"""

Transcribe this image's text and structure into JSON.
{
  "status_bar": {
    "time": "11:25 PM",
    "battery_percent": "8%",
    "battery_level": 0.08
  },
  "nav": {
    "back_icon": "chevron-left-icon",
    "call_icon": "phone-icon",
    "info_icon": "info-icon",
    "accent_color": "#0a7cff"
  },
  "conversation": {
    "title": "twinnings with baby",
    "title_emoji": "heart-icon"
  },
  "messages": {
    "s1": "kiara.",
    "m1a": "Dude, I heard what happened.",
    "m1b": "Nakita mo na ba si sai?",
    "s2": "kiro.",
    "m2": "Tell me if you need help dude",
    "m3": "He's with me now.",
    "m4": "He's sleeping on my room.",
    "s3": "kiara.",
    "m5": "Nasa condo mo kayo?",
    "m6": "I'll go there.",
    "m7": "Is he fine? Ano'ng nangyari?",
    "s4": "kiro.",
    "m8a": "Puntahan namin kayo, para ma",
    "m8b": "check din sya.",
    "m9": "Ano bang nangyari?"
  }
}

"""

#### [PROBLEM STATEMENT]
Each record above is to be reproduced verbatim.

#### [SOLUTION FOR THIS TASK]
Transcribe this image's text and structure into JSON.
{
  "status_bar": {
    "time": "11:25 PM",
    "battery_percent": "8%",
    "battery_level": 0.08
  },
  "nav": {
    "back_icon": "chevron-left-icon",
    "call_icon": "phone-icon",
    "info_icon": "info-icon",
    "accent_color": "#0a7cff"
  },
  "conversation": {
    "title": "twinnings with baby",
    "title_emoji": "heart-icon"
  },
  "messages": {
    "s1": "kiara.",
    "m1a": "Dude, I heard what happened.",
    "m1b": "Nakita mo na ba si sai?",
    "s2": "kiro.",
    "m2": "Tell me if you need help dude",
    "m3": "He's with me now.",
    "m4": "He's sleeping on my room.",
    "s3": "kiara.",
    "m5": "Nasa condo mo kayo?",
    "m6": "I'll go there.",
    "m7": "Is he fine? Ano'ng nangyari?",
    "s4": "kiro.",
    "m8a": "Puntahan namin kayo, para ma",
    "m8b": "check din sya.",
    "m9": "Ano bang nangyari?"
  }
}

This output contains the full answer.